Give the entries again in full. Nothing may be altered.

-- Data for processing follows --

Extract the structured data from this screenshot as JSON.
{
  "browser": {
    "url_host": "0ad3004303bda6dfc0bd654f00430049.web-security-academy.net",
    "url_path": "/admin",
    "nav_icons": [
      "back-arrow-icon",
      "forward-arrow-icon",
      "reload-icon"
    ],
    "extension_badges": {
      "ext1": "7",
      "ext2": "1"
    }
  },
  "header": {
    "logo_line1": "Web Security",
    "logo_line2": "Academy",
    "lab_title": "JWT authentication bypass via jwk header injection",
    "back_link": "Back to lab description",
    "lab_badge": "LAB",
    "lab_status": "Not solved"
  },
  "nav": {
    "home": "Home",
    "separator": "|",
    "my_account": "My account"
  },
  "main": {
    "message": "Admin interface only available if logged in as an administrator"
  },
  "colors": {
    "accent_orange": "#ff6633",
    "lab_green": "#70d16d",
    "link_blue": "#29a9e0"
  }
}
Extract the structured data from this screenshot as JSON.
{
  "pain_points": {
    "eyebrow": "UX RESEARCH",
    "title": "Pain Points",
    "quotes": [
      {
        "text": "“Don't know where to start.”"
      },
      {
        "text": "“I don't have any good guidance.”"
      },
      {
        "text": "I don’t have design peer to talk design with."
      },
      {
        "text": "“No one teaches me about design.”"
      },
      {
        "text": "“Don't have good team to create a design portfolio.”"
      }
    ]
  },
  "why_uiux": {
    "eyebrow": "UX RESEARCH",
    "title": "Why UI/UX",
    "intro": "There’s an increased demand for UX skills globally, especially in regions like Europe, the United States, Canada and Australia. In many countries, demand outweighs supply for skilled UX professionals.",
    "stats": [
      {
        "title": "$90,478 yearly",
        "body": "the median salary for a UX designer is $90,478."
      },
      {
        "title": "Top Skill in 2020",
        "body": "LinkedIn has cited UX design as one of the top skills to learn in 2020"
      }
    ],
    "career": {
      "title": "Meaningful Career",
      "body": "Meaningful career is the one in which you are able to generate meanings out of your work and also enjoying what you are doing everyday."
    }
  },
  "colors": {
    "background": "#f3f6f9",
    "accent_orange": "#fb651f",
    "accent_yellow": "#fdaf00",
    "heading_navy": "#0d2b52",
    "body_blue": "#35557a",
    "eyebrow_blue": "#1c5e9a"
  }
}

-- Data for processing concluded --

__Response for this exercise__:
Extract the structured data from this screenshot as JSON.
{
  "browser": {
    "url_host": "0ad3004303bda6dfc0bd654f00430049.web-security-academy.net",
    "url_path": "/admin",
    "nav_icons": [
      "back-arrow-icon",
      "forward-arrow-icon",
      "reload-icon"
    ],
    "extension_badges": {
      "ext1": "7",
      "ext2": "1"
    }
  },
  "header": {
    "logo_line1": "Web Security",
    "logo_line2": "Academy",
    "lab_title": "JWT authentication bypass via jwk header injection",
    "back_link": "Back to lab description",
    "lab_badge": "LAB",
    "lab_status": "Not solved"
  },
  "nav": {
    "home": "Home",
    "separator": "|",
    "my_account": "My account"
  },
  "main": {
    "message": "Admin interface only available if logged in as an administrator"
  },
  "colors": {
    "accent_orange": "#ff6633",
    "lab_green": "#70d16d",
    "link_blue": "#29a9e0"
  }
}
Extract the structured data from this screenshot as JSON.
{
  "pain_points": {
    "eyebrow": "UX RESEARCH",
    "title": "Pain Points",
    "quotes": [
      {
        "text": "“Don't know where to start.”"
      },
      {
        "text": "“I don't have any good guidance.”"
      },
      {
        "text": "I don’t have design peer to talk design with."
      },
      {
        "text": "“No one teaches me about design.”"
      },
      {
        "text": "“Don't have good team to create a design portfolio.”"
      }
    ]
  },
  "why_uiux": {
    "eyebrow": "UX RESEARCH",
    "title": "Why UI/UX",
    "intro": "There’s an increased demand for UX skills globally, especially in regions like Europe, the United States, Canada and Australia. In many countries, demand outweighs supply for skilled UX professionals.",
    "stats": [
      {
        "title": "$90,478 yearly",
        "body": "the median salary for a UX designer is $90,478."
      },
      {
        "title": "Top Skill in 2020",
        "body": "LinkedIn has cited UX design as one of the top skills to learn in 2020"
      }
    ],
    "career": {
      "title": "Meaningful Career",
      "body": "Meaningful career is the one in which you are able to generate meanings out of your work and also enjoying what you are doing everyday."
    }
  },
  "colors": {
    "background": "#f3f6f9",
    "accent_orange": "#fb651f",
    "accent_yellow": "#fdaf00",
    "heading_navy": "#0d2b52",
    "body_blue": "#35557a",
    "eyebrow_blue": "#1c5e9a"
  }
}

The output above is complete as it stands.